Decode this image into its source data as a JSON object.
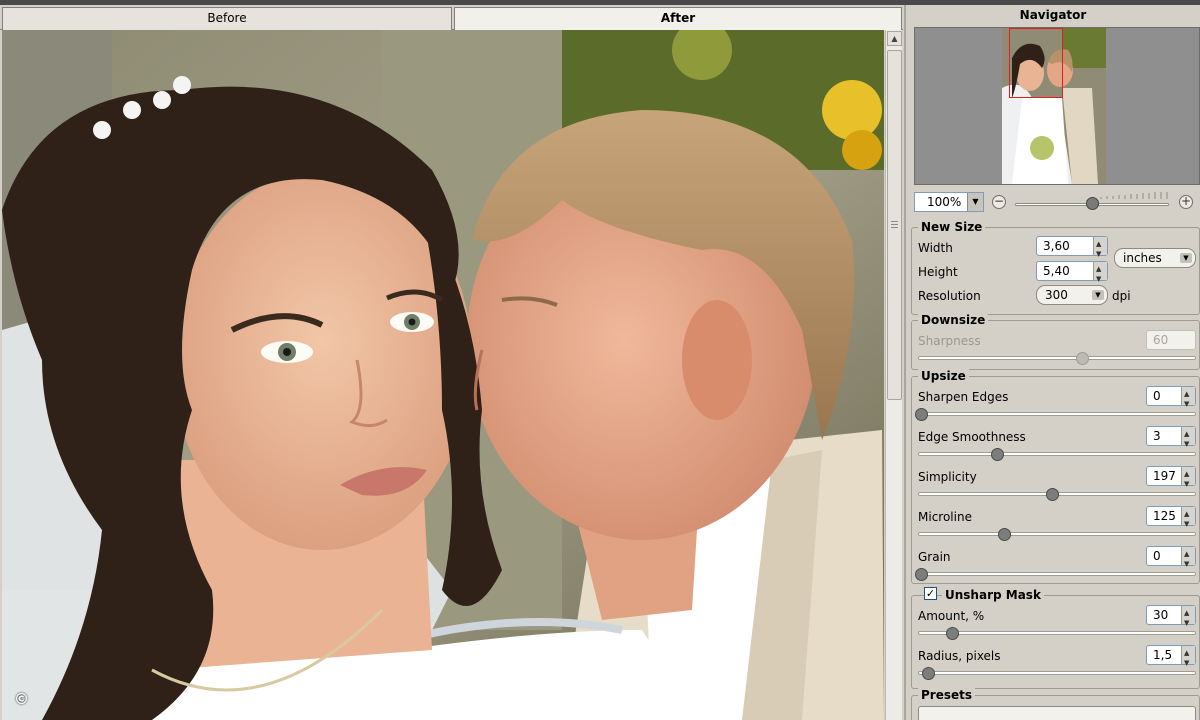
{
  "tabs": [
    {
      "label": "Before",
      "active": false
    },
    {
      "label": "After",
      "active": true
    }
  ],
  "viewport": {
    "image_description_icon": "photo-canvas",
    "copyright_symbol": "©"
  },
  "navigator": {
    "title": "Navigator",
    "zoom_value": "100%",
    "minus": "−",
    "plus": "+",
    "zoom_level": 0.5
  },
  "new_size": {
    "title": "New Size",
    "width_label": "Width",
    "width_value": "3,60",
    "height_label": "Height",
    "height_value": "5,40",
    "unit_value": "inches",
    "resolution_label": "Resolution",
    "resolution_value": "300",
    "resolution_unit": "dpi"
  },
  "downsize": {
    "title": "Downsize",
    "sharpness_label": "Sharpness",
    "sharpness_value": "60",
    "sharpness_level": 0.6
  },
  "upsize": {
    "title": "Upsize",
    "sharpen_edges_label": "Sharpen Edges",
    "sharpen_edges_value": "0",
    "sharpen_edges_level": 0.0,
    "edge_smoothness_label": "Edge Smoothness",
    "edge_smoothness_value": "3",
    "edge_smoothness_level": 0.28,
    "simplicity_label": "Simplicity",
    "simplicity_value": "197",
    "simplicity_level": 0.5,
    "microline_label": "Microline",
    "microline_value": "125",
    "microline_level": 0.3,
    "grain_label": "Grain",
    "grain_value": "0",
    "grain_level": 0.0
  },
  "unsharp_mask": {
    "title": "Unsharp Mask",
    "checked_glyph": "✓",
    "amount_label": "Amount, %",
    "amount_value": "30",
    "amount_level": 0.12,
    "radius_label": "Radius, pixels",
    "radius_value": "1,5",
    "radius_level": 0.02
  },
  "presets": {
    "title": "Presets"
  },
  "colors": {
    "panel_bg": "#d4d0c8",
    "navigator_bg": "#8f8f8f",
    "nav_rect": "#e02020"
  }
}
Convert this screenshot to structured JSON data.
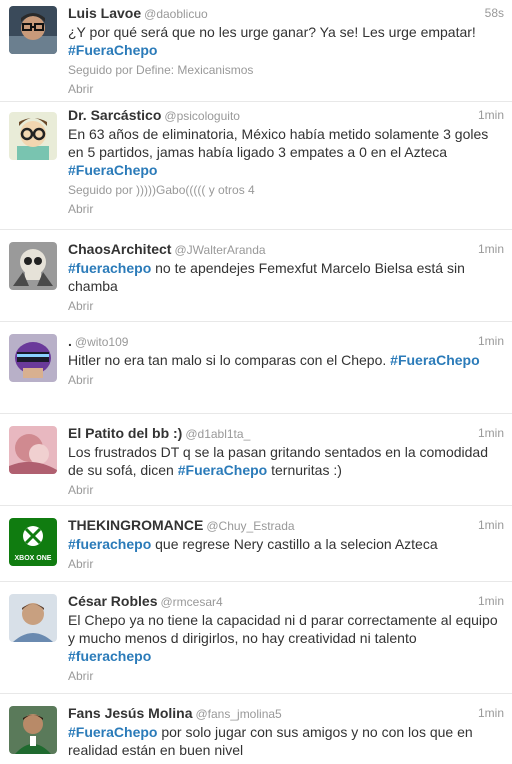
{
  "tweets": [
    {
      "avatar_icon": "avatar-man-glasses-icon",
      "name": "Luis Lavoe",
      "handle": "@daoblicuo",
      "time": "58s",
      "text_parts": [
        {
          "t": "¿Y por qué será que no les urge ganar? Ya se! Les urge empatar! ",
          "hashtag": false
        },
        {
          "t": "#FueraChepo",
          "hashtag": true
        }
      ],
      "meta": "Seguido por Define: Mexicanismos",
      "action": "Abrir"
    },
    {
      "avatar_icon": "avatar-cartoon-glasses-icon",
      "name": "Dr. Sarcástico",
      "handle": "@psicologuito",
      "time": "1min",
      "text_parts": [
        {
          "t": "En 63 años de eliminatoria, México había metido solamente 3 goles en 5 partidos, jamas había ligado 3 empates a 0 en el Azteca ",
          "hashtag": false
        },
        {
          "t": "#FueraChepo",
          "hashtag": true
        }
      ],
      "meta": "Seguido por )))))Gabo((((( y otros 4",
      "action": "Abrir"
    },
    {
      "avatar_icon": "avatar-skull-icon",
      "name": "ChaosArchitect",
      "handle": "@JWalterAranda",
      "time": "1min",
      "text_parts": [
        {
          "t": "#fuerachepo",
          "hashtag": true
        },
        {
          "t": " no te apendejes Femexfut Marcelo Bielsa está sin chamba",
          "hashtag": false
        }
      ],
      "meta": "",
      "action": "Abrir"
    },
    {
      "avatar_icon": "avatar-helmet-icon",
      "name": ".",
      "handle": "@wito109",
      "time": "1min",
      "text_parts": [
        {
          "t": "Hitler no era tan malo si lo comparas con el Chepo. ",
          "hashtag": false
        },
        {
          "t": "#FueraChepo",
          "hashtag": true
        }
      ],
      "meta": "",
      "action": "Abrir"
    },
    {
      "avatar_icon": "avatar-pink-photo-icon",
      "name": "El Patito del bb :)",
      "handle": "@d1abl1ta_",
      "time": "1min",
      "text_parts": [
        {
          "t": "Los frustrados DT q se la pasan gritando sentados en la comodidad de su sofá, dicen ",
          "hashtag": false
        },
        {
          "t": "#FueraChepo",
          "hashtag": true
        },
        {
          "t": " ternuritas :)",
          "hashtag": false
        }
      ],
      "meta": "",
      "action": "Abrir"
    },
    {
      "avatar_icon": "xbox-one-logo-icon",
      "avatar_logo_text": "XBOX ONE",
      "name": "THEKINGROMANCE",
      "handle": "@Chuy_Estrada",
      "time": "1min",
      "text_parts": [
        {
          "t": "#fuerachepo",
          "hashtag": true
        },
        {
          "t": " que regrese Nery castillo a la selecion Azteca",
          "hashtag": false
        }
      ],
      "meta": "",
      "action": "Abrir"
    },
    {
      "avatar_icon": "avatar-man-shirt-icon",
      "name": "César Robles",
      "handle": "@rmcesar4",
      "time": "1min",
      "text_parts": [
        {
          "t": "El Chepo ya no tiene la capacidad ni d parar correctamente al equipo y mucho menos d dirigirlos, no hay creatividad ni talento ",
          "hashtag": false
        },
        {
          "t": "#fuerachepo",
          "hashtag": true
        }
      ],
      "meta": "",
      "action": "Abrir"
    },
    {
      "avatar_icon": "avatar-soccer-player-icon",
      "name": "Fans Jesús Molina",
      "handle": "@fans_jmolina5",
      "time": "1min",
      "text_parts": [
        {
          "t": "#FueraChepo",
          "hashtag": true
        },
        {
          "t": " por solo jugar con sus amigos y no con los que en realidad están en buen nivel",
          "hashtag": false
        }
      ],
      "meta": "",
      "action": ""
    }
  ],
  "colors": {
    "hashtag": "#2b7bb9",
    "muted": "#999999",
    "text": "#333333",
    "xbox_green": "#107c10"
  }
}
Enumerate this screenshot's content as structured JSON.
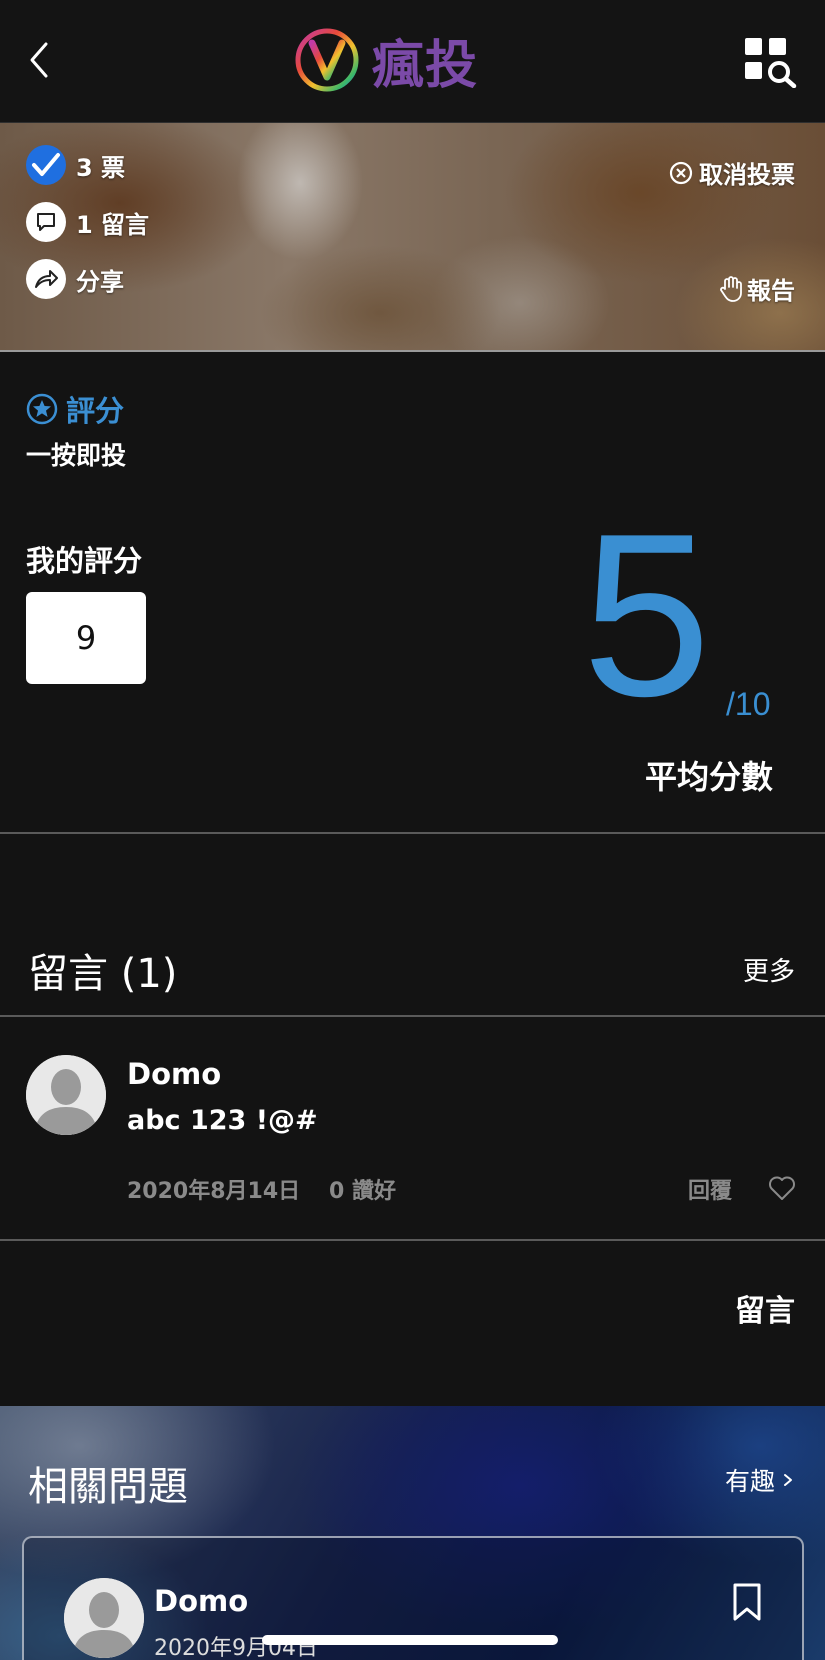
{
  "header": {
    "logo_text": "瘋投"
  },
  "stats": {
    "votes": "3 票",
    "comments": "1 留言",
    "share": "分享",
    "cancel_vote": "取消投票",
    "report": "報告"
  },
  "rating": {
    "title": "評分",
    "subtitle": "一按即投",
    "my_label": "我的評分",
    "my_score": "9",
    "average": "5",
    "denominator": "/10",
    "average_label": "平均分數"
  },
  "comments": {
    "title": "留言 (1)",
    "more": "更多",
    "items": [
      {
        "name": "Domo",
        "text": "abc 123 !@#",
        "date": "2020年8月14日",
        "likes": "0 讚好",
        "reply": "回覆"
      }
    ],
    "post_label": "留言"
  },
  "related": {
    "title": "相關問題",
    "fun": "有趣",
    "card": {
      "name": "Domo",
      "date": "2020年9月04日"
    }
  },
  "colors": {
    "accent_blue": "#3a8fd2",
    "brand_purple": "#7b4aa8",
    "vote_check": "#1f6fe0"
  }
}
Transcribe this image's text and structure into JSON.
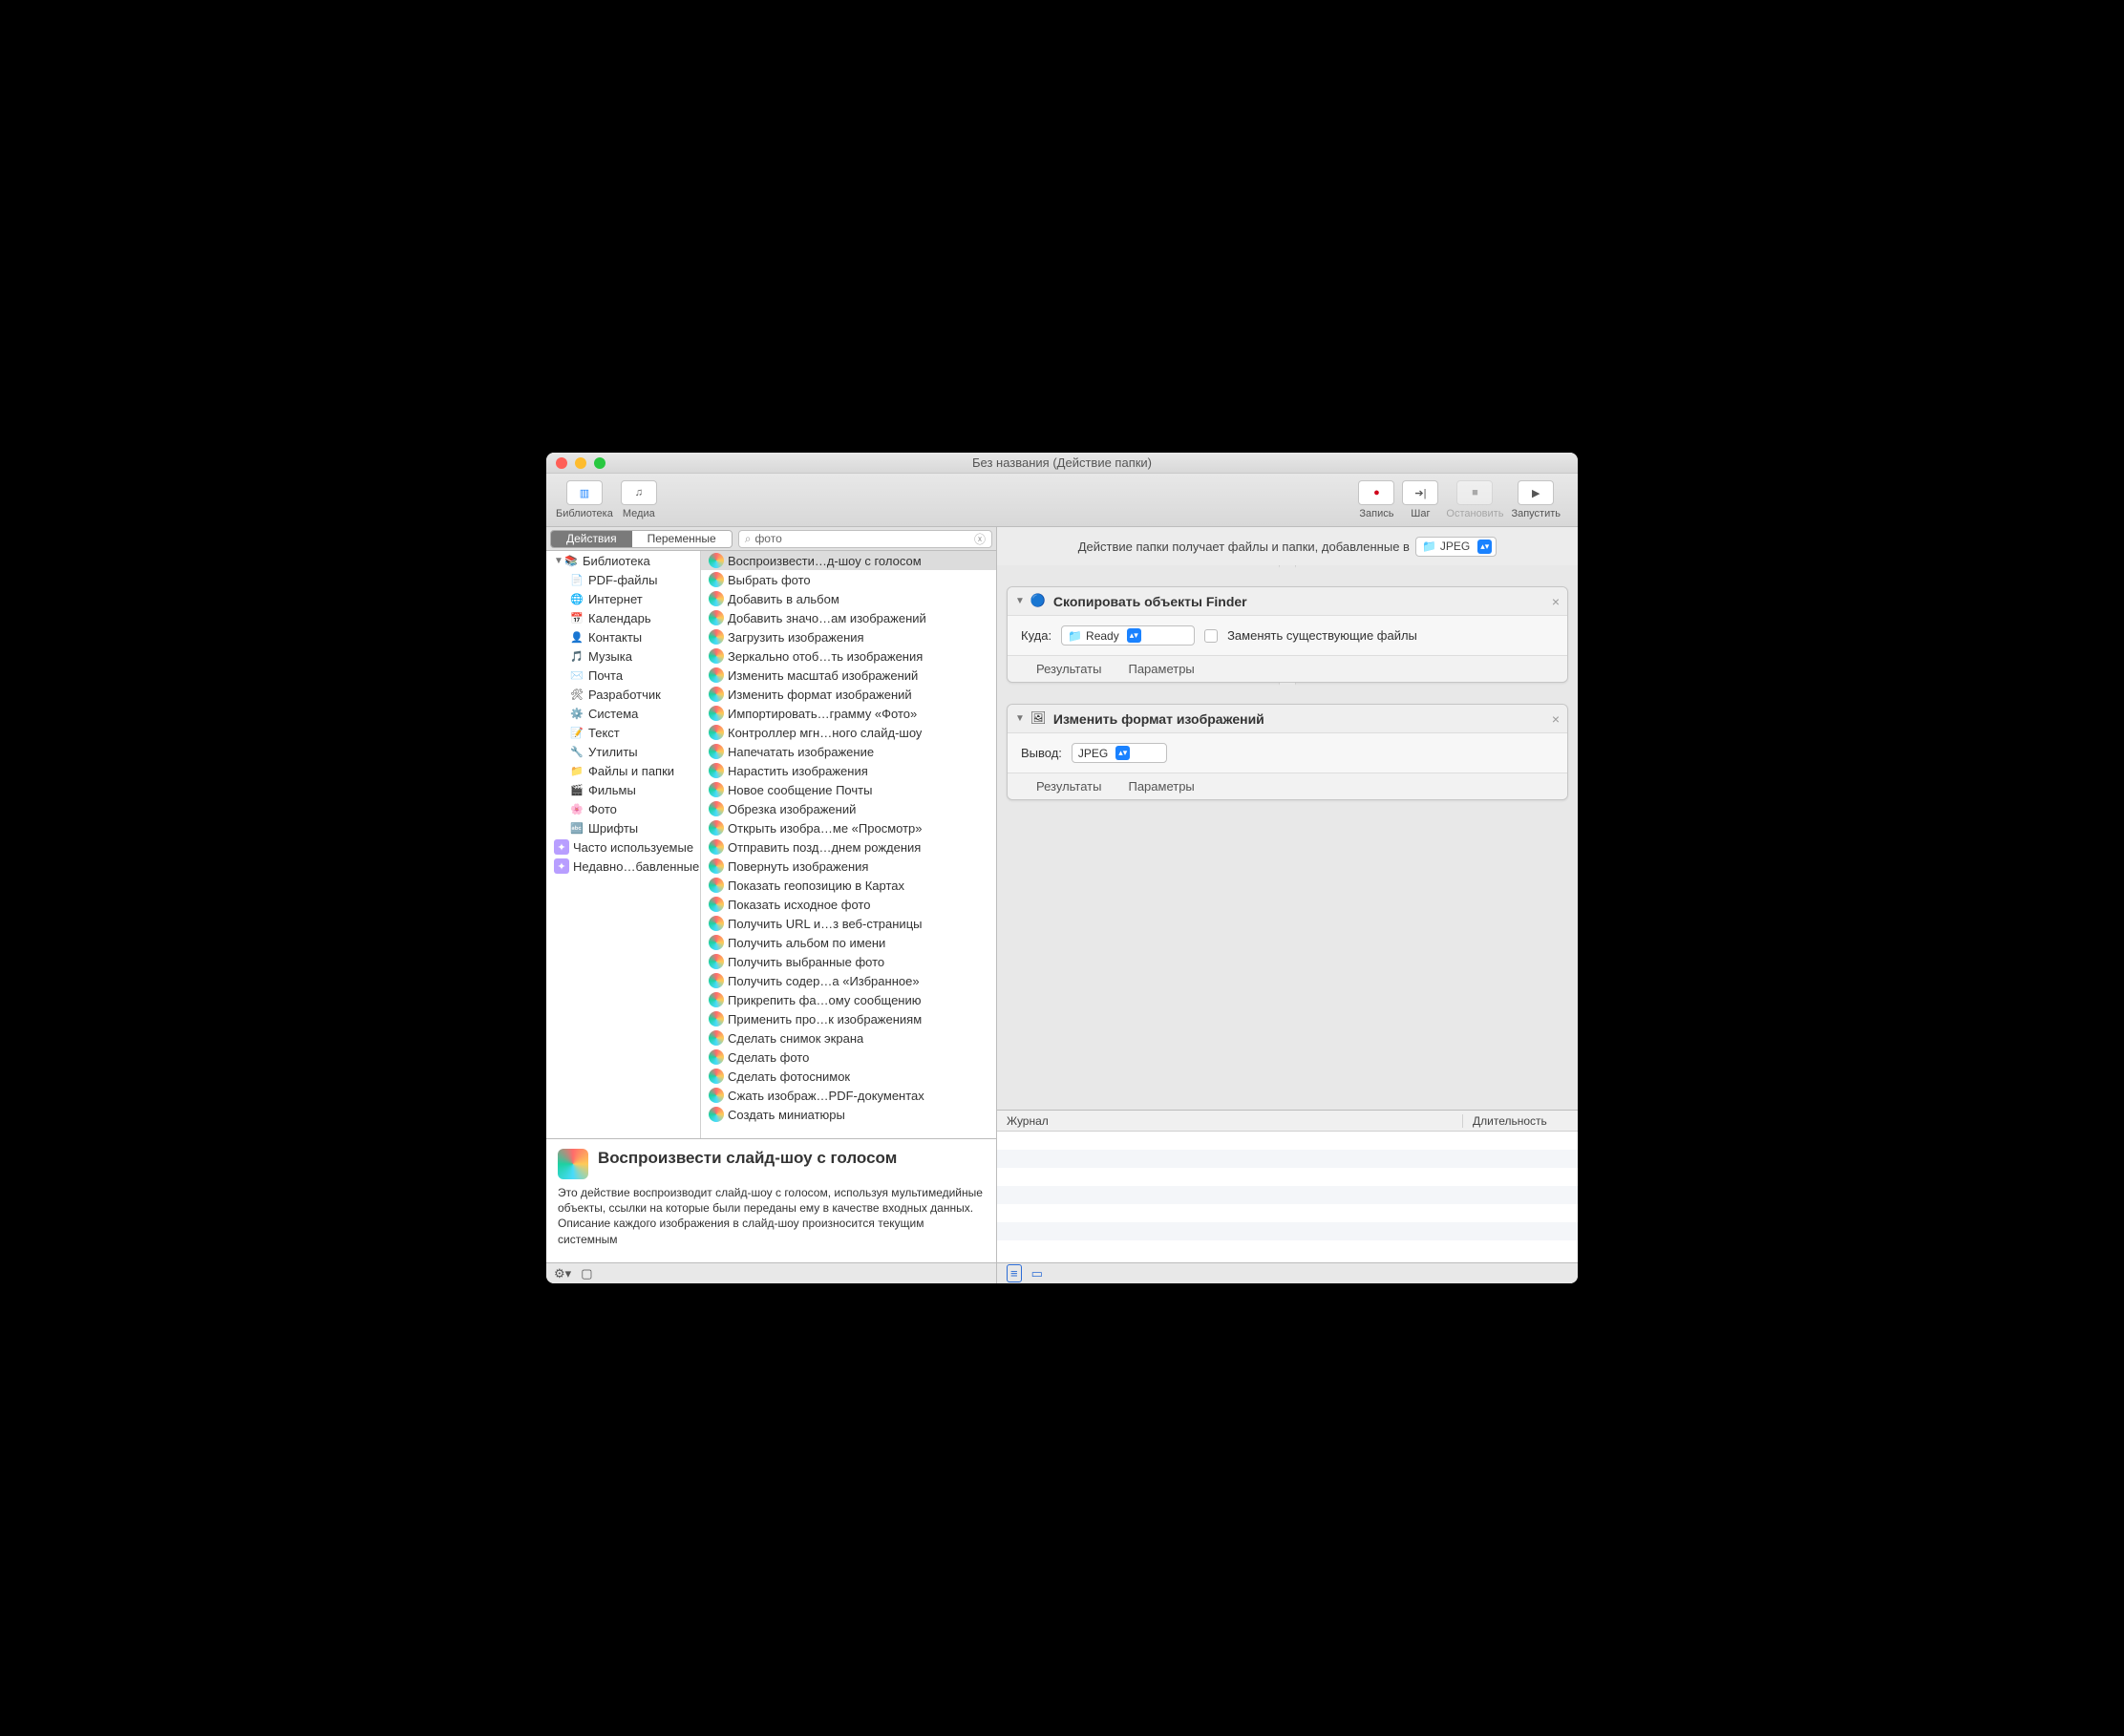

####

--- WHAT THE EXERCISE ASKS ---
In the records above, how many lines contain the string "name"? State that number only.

--- ANSWER SECTION ---
10